Hikma Pharmaceuticals is one of the companies that compete by producing generic drugs once a product’s exclusivity has lapsed. The firm also deals with in-licensed pharmaceutical products, providing the marketing and distribution expertise and resources for products developed by other firms.

Both AstraZeneca and Hikma Pharmaceuticals count their product offerings in the hundreds. AstraZeneca’s biggest market is the US with around 38% of sales, followed by Western Europe with 23%, Emerging Markets with 21% and 18% from the rest of the world. Hikma Pharmaceuticals sells 56% of its goods to the Middle East and North Africa, 36% to the US, and 8% to Europe and the rest of the world.

Growth records

The two strategies have produced different financial outcomes. AstraZeneca has achieved a compound annual growth rate (CAGR) of 3.5% for earnings per share over the last five years. That’s supported a CAGR of 6.4% for the dividend. Hikma Pharmaceuticals has done better with a CAGR of 11.3% for earnings supporting 16.4% annualised growth in the dividend over the same five-year period.

City analysts expect AstraZeneca’s earnings to fall by 24% for 2013, then down a further 10% in 2014 and come in flat for 2015. That contrasts with Hikma Pharmaceuticals, which they expect to achieve earnings growth of 80% for 2013, then down 13% for 2014, but up 12% in 2015.

Hikma pharmaceuticals is the clear winner on forward earnings’ growth prospects.


At today’s 3,906p share price, AstraZeneca’s forward P/E ratio is running at about 15 for 2015. For that, investors tap into a 4.4% forward dividend yield with the payout covered about 1.5 times by forward earnings.

Meanwhile, at a share price of 1213p, Hikma Pharmaceutical’s P/E ratio is at 18.5 for 2015. Earnings cover the forward dividend 3.5 times and the forward yield is 1.5%.

What now?

AstraZeneca looks good for its dividend but, given its lacklustre growth outlook, I find Hikma Pharmaceuticals valuation and prospects more attractive and I think the firm is a good candidate for further research with a view to buying on share-price dips.

There's no doubt that, potentially, better returns from stock market investing can be generated by searching for smaller companies with more room to grow.

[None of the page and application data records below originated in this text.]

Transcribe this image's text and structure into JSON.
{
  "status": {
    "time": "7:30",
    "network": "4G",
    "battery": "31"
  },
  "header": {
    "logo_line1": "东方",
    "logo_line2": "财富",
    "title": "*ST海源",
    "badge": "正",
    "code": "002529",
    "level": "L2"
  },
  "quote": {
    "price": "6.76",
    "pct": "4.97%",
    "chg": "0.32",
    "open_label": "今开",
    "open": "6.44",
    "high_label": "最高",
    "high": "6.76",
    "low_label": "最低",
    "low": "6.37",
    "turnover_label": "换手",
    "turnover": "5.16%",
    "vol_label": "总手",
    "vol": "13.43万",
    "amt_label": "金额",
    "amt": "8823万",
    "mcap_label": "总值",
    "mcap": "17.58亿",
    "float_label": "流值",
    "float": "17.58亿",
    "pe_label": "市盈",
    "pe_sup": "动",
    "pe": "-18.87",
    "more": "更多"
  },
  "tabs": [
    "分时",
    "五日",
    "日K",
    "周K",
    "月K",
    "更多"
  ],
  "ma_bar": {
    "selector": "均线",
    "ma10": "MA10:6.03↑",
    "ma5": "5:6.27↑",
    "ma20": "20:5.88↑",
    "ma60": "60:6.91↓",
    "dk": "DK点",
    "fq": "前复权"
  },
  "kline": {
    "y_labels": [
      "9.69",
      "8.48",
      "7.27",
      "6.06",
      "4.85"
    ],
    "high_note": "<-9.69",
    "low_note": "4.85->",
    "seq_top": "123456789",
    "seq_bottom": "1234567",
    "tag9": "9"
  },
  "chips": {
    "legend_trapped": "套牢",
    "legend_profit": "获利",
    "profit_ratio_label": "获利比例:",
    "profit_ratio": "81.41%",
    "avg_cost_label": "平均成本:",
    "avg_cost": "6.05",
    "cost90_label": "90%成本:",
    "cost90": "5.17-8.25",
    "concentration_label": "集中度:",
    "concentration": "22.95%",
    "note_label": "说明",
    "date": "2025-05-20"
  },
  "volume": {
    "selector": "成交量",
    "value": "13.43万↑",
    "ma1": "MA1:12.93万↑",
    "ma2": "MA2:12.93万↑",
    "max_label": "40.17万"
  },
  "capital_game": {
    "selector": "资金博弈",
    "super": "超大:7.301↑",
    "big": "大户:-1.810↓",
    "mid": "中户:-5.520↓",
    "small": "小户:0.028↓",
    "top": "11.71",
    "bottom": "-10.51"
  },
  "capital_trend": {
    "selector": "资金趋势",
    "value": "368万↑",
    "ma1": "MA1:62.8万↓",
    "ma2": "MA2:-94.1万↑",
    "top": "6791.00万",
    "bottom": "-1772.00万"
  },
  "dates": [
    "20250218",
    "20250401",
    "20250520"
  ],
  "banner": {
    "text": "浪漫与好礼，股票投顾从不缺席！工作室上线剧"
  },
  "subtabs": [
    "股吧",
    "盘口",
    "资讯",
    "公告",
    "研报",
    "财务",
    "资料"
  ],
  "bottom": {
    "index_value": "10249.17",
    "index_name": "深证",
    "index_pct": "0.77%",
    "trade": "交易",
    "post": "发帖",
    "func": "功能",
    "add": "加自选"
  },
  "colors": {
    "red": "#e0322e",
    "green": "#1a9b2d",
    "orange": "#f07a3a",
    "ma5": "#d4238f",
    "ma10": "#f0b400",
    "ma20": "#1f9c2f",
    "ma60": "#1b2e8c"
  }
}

To me, that means looking at firms too small to qualify for a FTSE 100 listing.

 If you feel the same, you'll be interested in reading a Motley Fool report called Ten Steps to Making a Million in the Market. To get your copy, click here.

Kevin does not own shares in AstraZeneca or Hikma .